# [What is expected]
Output every entry exactly, without any pictures.

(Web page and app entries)
+ + + + +
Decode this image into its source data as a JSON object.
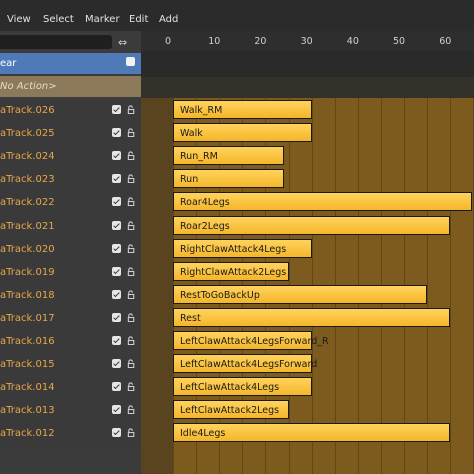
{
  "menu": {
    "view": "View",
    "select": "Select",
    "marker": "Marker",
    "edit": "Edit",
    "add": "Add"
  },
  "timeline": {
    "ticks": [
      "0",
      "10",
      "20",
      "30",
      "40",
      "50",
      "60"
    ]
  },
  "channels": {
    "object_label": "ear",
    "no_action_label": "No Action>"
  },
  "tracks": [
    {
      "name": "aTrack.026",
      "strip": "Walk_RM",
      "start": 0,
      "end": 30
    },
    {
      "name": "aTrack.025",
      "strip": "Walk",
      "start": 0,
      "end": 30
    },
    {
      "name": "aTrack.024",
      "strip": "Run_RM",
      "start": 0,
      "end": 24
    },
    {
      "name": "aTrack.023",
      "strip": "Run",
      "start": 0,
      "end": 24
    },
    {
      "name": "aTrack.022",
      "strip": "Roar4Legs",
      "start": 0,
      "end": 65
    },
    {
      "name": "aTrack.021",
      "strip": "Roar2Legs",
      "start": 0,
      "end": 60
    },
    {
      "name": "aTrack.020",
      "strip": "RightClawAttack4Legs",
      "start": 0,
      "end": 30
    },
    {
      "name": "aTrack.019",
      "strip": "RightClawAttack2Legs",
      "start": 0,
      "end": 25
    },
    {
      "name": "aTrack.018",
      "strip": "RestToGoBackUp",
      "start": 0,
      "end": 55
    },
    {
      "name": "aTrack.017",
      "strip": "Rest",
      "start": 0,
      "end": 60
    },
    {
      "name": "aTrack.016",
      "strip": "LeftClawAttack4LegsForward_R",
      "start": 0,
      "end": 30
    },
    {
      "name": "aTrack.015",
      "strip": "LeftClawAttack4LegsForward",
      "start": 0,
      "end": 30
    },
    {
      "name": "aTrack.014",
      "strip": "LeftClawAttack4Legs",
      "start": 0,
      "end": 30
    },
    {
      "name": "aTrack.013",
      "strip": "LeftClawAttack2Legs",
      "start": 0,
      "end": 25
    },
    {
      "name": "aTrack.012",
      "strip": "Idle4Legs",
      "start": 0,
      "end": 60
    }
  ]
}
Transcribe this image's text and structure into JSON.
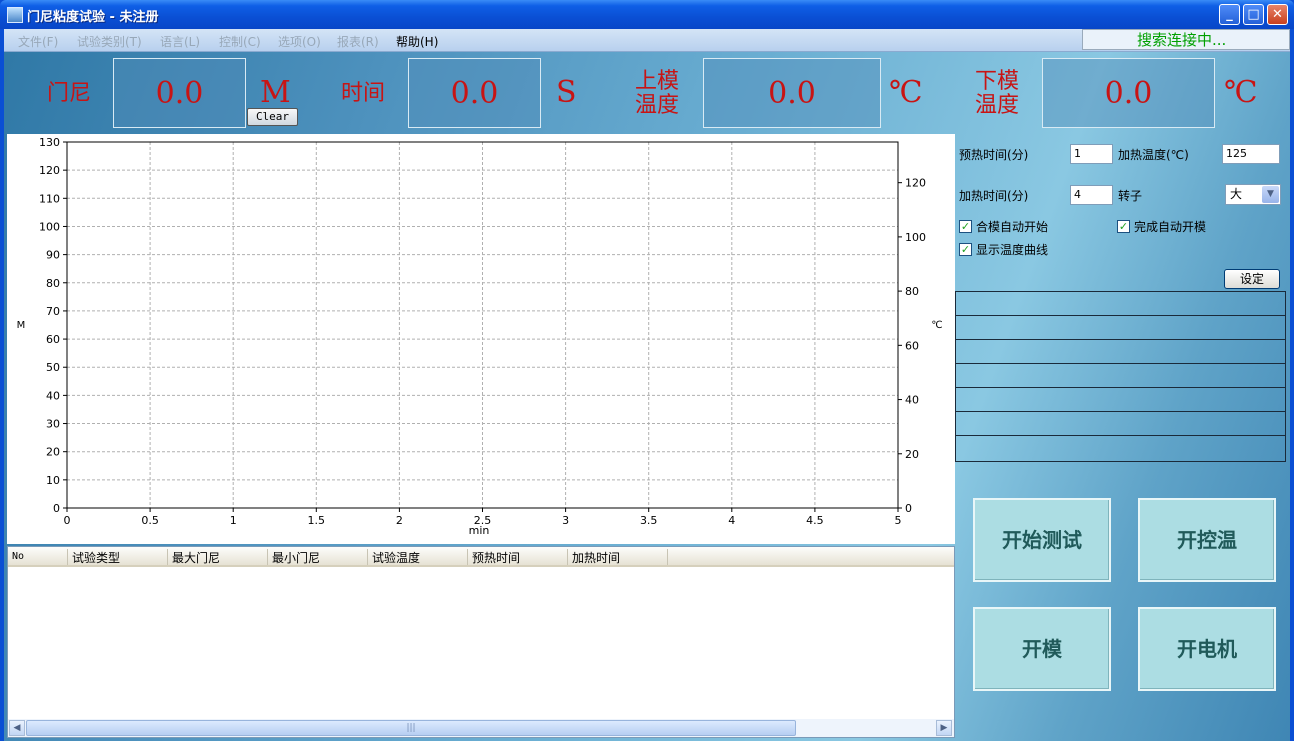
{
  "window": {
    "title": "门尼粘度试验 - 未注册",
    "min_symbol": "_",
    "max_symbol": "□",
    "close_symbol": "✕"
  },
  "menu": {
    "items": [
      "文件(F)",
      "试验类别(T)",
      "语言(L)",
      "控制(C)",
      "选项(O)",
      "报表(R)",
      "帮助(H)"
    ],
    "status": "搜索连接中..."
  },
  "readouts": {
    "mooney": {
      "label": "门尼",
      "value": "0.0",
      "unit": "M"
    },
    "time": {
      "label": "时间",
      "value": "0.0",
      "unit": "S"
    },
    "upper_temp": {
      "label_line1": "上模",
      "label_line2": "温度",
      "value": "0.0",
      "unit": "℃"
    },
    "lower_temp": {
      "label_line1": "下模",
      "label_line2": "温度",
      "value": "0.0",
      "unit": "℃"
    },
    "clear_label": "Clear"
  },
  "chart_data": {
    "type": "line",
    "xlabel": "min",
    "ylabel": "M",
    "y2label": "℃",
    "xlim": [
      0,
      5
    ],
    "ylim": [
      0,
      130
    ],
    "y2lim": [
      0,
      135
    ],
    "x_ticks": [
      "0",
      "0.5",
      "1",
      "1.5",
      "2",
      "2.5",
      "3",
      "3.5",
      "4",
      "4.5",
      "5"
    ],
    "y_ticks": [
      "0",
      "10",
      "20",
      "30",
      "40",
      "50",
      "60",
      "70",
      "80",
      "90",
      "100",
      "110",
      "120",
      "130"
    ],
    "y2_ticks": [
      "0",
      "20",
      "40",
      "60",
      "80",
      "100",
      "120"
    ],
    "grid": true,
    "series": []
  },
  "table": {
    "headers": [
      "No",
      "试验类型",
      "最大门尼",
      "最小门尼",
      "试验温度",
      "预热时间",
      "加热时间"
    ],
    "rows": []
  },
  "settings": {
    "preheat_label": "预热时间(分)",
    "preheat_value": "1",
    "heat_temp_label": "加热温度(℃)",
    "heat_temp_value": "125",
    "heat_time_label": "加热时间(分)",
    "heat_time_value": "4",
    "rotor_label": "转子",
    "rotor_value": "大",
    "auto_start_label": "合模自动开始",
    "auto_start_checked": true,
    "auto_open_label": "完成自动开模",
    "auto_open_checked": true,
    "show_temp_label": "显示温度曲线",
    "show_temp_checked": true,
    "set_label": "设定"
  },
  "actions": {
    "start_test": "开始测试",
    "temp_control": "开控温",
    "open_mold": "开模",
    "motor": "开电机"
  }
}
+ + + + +
# [Answer to this task]
Decode this image into its source data as a JSON object.
{
  "menu": {
    "view": "View",
    "select": "Select",
    "marker": "Marker",
    "edit": "Edit",
    "add": "Add"
  },
  "timeline": {
    "ticks": [
      "0",
      "10",
      "20",
      "30",
      "40",
      "50",
      "60"
    ]
  },
  "channels": {
    "object_label": "ear",
    "no_action_label": "No Action>"
  },
  "tracks": [
    {
      "name": "aTrack.026",
      "strip": "Walk_RM",
      "start": 0,
      "end": 30
    },
    {
      "name": "aTrack.025",
      "strip": "Walk",
      "start": 0,
      "end": 30
    },
    {
      "name": "aTrack.024",
      "strip": "Run_RM",
      "start": 0,
      "end": 24
    },
    {
      "name": "aTrack.023",
      "strip": "Run",
      "start": 0,
      "end": 24
    },
    {
      "name": "aTrack.022",
      "strip": "Roar4Legs",
      "start": 0,
      "end": 65
    },
    {
      "name": "aTrack.021",
      "strip": "Roar2Legs",
      "start": 0,
      "end": 60
    },
    {
      "name": "aTrack.020",
      "strip": "RightClawAttack4Legs",
      "start": 0,
      "end": 30
    },
    {
      "name": "aTrack.019",
      "strip": "RightClawAttack2Legs",
      "start": 0,
      "end": 25
    },
    {
      "name": "aTrack.018",
      "strip": "RestToGoBackUp",
      "start": 0,
      "end": 55
    },
    {
      "name": "aTrack.017",
      "strip": "Rest",
      "start": 0,
      "end": 60
    },
    {
      "name": "aTrack.016",
      "strip": "LeftClawAttack4LegsForward_R",
      "start": 0,
      "end": 30
    },
    {
      "name": "aTrack.015",
      "strip": "LeftClawAttack4LegsForward",
      "start": 0,
      "end": 30
    },
    {
      "name": "aTrack.014",
      "strip": "LeftClawAttack4Legs",
      "start": 0,
      "end": 30
    },
    {
      "name": "aTrack.013",
      "strip": "LeftClawAttack2Legs",
      "start": 0,
      "end": 25
    },
    {
      "name": "aTrack.012",
      "strip": "Idle4Legs",
      "start": 0,
      "end": 60
    }
  ]
}
Transcribe this image's text and structure into JSON.
{
  "window": {
    "title": "门尼粘度试验 - 未注册",
    "min_symbol": "_",
    "max_symbol": "□",
    "close_symbol": "✕"
  },
  "menu": {
    "items": [
      "文件(F)",
      "试验类别(T)",
      "语言(L)",
      "控制(C)",
      "选项(O)",
      "报表(R)",
      "帮助(H)"
    ],
    "status": "搜索连接中..."
  },
  "readouts": {
    "mooney": {
      "label": "门尼",
      "value": "0.0",
      "unit": "M"
    },
    "time": {
      "label": "时间",
      "value": "0.0",
      "unit": "S"
    },
    "upper_temp": {
      "label_line1": "上模",
      "label_line2": "温度",
      "value": "0.0",
      "unit": "℃"
    },
    "lower_temp": {
      "label_line1": "下模",
      "label_line2": "温度",
      "value": "0.0",
      "unit": "℃"
    },
    "clear_label": "Clear"
  },
  "chart_data": {
    "type": "line",
    "xlabel": "min",
    "ylabel": "M",
    "y2label": "℃",
    "xlim": [
      0,
      5
    ],
    "ylim": [
      0,
      130
    ],
    "y2lim": [
      0,
      135
    ],
    "x_ticks": [
      "0",
      "0.5",
      "1",
      "1.5",
      "2",
      "2.5",
      "3",
      "3.5",
      "4",
      "4.5",
      "5"
    ],
    "y_ticks": [
      "0",
      "10",
      "20",
      "30",
      "40",
      "50",
      "60",
      "70",
      "80",
      "90",
      "100",
      "110",
      "120",
      "130"
    ],
    "y2_ticks": [
      "0",
      "20",
      "40",
      "60",
      "80",
      "100",
      "120"
    ],
    "grid": true,
    "series": []
  },
  "table": {
    "headers": [
      "No",
      "试验类型",
      "最大门尼",
      "最小门尼",
      "试验温度",
      "预热时间",
      "加热时间"
    ],
    "rows": []
  },
  "settings": {
    "preheat_label": "预热时间(分)",
    "preheat_value": "1",
    "heat_temp_label": "加热温度(℃)",
    "heat_temp_value": "125",
    "heat_time_label": "加热时间(分)",
    "heat_time_value": "4",
    "rotor_label": "转子",
    "rotor_value": "大",
    "auto_start_label": "合模自动开始",
    "auto_start_checked": true,
    "auto_open_label": "完成自动开模",
    "auto_open_checked": true,
    "show_temp_label": "显示温度曲线",
    "show_temp_checked": true,
    "set_label": "设定"
  },
  "actions": {
    "start_test": "开始测试",
    "temp_control": "开控温",
    "open_mold": "开模",
    "motor": "开电机"
  }
}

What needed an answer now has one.